INPUT DATA:
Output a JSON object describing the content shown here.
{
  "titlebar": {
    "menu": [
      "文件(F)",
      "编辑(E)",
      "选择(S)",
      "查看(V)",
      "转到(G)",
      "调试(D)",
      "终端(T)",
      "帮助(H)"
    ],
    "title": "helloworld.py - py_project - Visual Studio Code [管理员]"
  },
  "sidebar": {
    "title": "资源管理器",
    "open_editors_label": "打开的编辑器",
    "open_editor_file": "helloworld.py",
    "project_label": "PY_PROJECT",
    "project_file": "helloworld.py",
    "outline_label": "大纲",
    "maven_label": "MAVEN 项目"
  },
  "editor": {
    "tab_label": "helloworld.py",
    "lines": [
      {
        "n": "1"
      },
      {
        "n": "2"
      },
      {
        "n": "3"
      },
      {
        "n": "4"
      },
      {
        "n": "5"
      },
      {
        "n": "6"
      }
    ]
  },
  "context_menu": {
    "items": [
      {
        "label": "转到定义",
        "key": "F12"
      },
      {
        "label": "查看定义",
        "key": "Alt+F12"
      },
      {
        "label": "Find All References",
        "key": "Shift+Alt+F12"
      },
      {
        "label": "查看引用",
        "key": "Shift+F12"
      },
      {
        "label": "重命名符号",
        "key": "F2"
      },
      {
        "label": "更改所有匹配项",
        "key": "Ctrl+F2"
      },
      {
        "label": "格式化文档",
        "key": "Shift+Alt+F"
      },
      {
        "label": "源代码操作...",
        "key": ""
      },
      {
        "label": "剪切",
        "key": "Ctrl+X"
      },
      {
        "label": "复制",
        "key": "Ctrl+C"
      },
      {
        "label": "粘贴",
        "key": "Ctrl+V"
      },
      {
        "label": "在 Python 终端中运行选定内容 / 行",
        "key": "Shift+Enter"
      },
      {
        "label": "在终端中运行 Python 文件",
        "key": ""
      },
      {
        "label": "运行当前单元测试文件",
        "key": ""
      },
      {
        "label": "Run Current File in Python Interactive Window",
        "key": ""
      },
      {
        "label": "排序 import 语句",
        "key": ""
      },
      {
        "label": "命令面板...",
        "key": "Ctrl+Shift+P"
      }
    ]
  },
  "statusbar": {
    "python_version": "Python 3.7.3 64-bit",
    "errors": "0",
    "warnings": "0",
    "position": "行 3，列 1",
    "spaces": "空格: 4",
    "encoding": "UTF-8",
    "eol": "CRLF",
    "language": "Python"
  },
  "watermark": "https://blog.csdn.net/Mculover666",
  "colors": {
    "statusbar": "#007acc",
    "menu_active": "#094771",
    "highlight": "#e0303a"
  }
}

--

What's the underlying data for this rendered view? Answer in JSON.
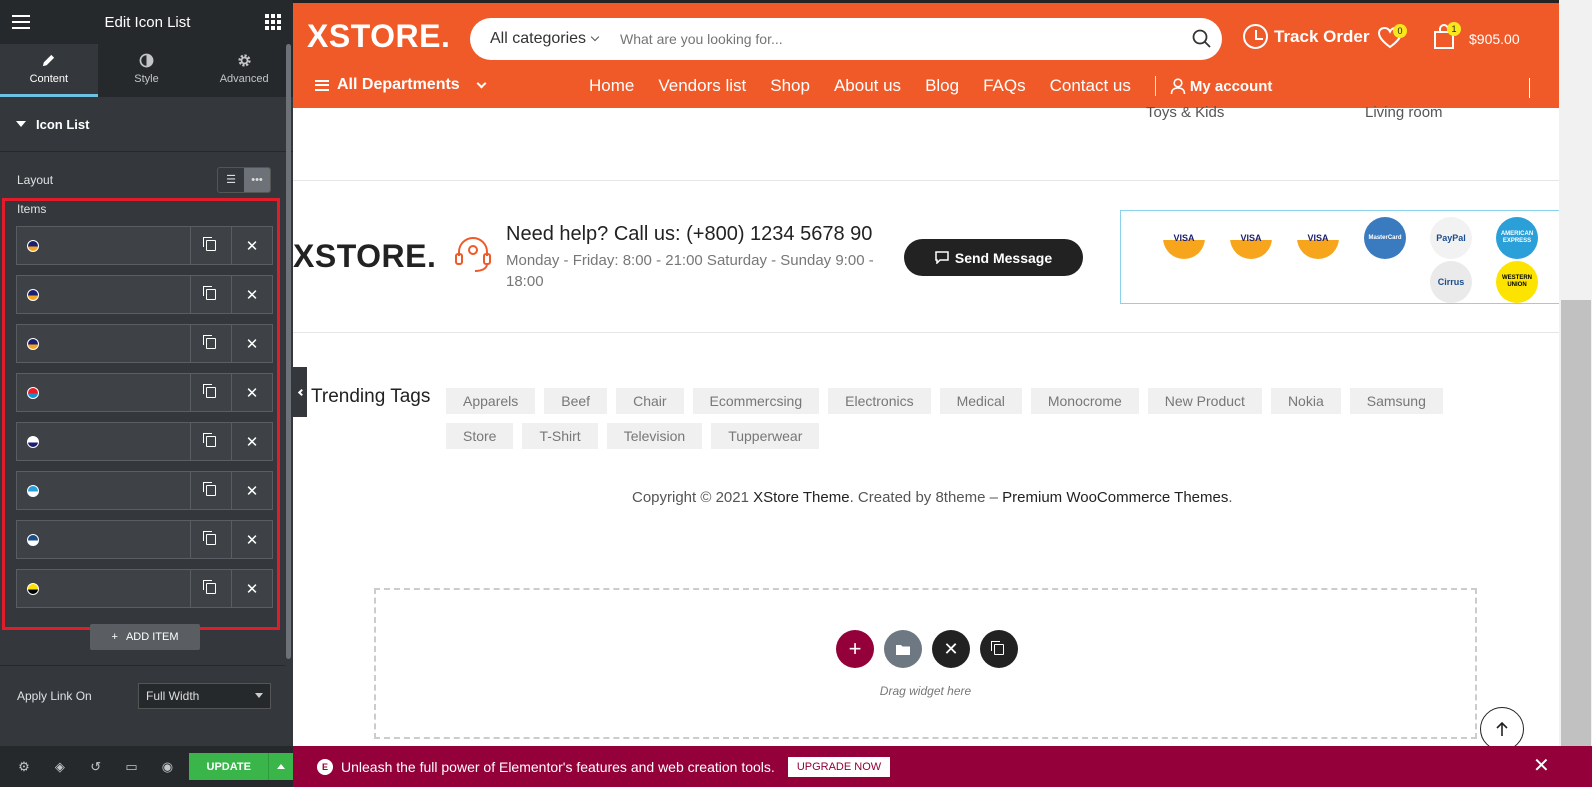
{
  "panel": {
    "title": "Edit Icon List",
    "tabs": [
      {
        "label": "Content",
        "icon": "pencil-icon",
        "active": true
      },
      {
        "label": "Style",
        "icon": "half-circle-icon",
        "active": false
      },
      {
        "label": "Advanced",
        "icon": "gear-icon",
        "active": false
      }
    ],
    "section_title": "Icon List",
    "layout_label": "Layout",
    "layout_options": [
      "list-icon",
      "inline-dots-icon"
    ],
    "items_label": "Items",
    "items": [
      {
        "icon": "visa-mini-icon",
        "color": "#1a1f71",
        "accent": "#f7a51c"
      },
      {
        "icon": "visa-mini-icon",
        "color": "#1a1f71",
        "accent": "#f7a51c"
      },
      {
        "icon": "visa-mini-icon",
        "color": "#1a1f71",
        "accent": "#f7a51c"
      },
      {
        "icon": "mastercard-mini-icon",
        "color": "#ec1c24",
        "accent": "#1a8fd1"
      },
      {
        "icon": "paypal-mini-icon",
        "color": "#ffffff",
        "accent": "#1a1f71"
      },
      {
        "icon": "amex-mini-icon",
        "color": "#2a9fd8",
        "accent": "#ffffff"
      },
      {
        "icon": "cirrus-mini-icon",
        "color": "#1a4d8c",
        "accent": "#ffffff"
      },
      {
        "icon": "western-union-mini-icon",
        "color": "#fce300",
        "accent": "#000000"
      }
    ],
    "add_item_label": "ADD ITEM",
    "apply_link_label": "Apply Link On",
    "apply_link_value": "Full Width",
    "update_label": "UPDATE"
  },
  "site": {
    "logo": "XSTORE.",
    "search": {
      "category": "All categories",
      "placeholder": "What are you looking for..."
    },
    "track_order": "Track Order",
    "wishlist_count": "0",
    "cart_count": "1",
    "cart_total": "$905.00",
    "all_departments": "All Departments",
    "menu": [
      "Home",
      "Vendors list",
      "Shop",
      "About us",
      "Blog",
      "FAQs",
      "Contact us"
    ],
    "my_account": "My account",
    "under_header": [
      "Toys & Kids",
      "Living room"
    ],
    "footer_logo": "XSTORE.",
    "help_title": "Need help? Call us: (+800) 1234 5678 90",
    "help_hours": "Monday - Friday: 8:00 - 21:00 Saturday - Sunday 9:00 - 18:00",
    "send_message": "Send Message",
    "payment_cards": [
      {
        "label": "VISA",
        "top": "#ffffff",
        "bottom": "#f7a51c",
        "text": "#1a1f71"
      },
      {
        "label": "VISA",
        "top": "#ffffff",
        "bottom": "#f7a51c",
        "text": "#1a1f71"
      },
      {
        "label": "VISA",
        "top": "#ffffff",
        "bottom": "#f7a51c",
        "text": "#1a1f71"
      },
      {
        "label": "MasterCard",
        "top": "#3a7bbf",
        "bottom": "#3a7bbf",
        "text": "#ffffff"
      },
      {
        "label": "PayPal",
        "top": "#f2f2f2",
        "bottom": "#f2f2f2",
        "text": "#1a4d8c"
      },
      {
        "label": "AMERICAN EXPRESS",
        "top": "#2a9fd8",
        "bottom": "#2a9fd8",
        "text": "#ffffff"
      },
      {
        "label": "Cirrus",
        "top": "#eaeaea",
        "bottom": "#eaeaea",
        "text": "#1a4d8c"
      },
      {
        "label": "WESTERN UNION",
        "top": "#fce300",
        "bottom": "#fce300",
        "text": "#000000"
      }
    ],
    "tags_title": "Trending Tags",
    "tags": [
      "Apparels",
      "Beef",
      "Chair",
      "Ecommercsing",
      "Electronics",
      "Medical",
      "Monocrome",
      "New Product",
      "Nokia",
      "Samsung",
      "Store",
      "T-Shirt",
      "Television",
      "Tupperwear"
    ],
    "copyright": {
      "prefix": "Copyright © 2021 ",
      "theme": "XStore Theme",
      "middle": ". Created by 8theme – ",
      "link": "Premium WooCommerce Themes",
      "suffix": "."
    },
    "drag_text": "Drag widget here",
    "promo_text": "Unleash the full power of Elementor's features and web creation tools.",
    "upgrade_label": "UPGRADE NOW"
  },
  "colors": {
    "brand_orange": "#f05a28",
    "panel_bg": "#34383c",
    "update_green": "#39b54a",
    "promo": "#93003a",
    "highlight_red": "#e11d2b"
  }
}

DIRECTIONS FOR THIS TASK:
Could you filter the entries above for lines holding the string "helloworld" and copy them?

ANSWER TO THIS TASK:
    "title": "helloworld.py - py_project - Visual Studio Code [管理员]"
    "open_editor_file": "helloworld.py",
    "project_file": "helloworld.py",
    "tab_label": "helloworld.py",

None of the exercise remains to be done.